1. Evaluate your reading habits to find out where you need improvement. Do you "say" the words you’re reading? Do strange words slow your speed and comprehension? Do you read every word? Do you re-read sentences? Do you vary your speed to suit the material?
2. Provide the best conditions for reading. Choose a place where you’ll have few interruptions, have good lighting, can sit in a good chair, and won’t be distracted by radio, TV or other noises. Hold the book about fifteen inches away (about the distance from your elbow to your wrist).
3. Use your eyes efficiently. If words are blurry, get your eyes checked by a professional. Don’t "say" what you read, and don’t re-read unnecessarily. Read phrases, not every single word.
4. Increase your vocabulary by keeping a dictionary handy, maintaining a list of new words, and knowing the origin of words.
5. Match your speed to the material you are reading. Know what and why you’re reading. Preview the material, especially when studying. Study reading requires closer, slower reading. For leisure reading you can go faster. Be sure you get the information in graphic aids and illustrations.

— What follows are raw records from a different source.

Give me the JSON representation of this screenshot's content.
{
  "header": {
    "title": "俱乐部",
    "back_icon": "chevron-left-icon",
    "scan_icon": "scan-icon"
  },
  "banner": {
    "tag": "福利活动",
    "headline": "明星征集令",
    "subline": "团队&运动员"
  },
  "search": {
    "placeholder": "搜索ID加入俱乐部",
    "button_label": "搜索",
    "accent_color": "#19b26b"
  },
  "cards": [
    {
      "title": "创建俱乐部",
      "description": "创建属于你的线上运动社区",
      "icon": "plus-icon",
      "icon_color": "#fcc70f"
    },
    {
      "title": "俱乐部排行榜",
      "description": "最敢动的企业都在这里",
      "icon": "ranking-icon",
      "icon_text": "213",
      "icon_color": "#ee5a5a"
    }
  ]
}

6. To improve your reading speed, practice for about 15 to 30 minutes each day, checking your rate in words-per-minute. Check your comprehension by summarizing what you read. Ideally, you want to read faster while maintaining your understanding. Therefore, use the same type of materials each time you practice to provide the consistency needed for meaningful practice.
(The University of Alabama)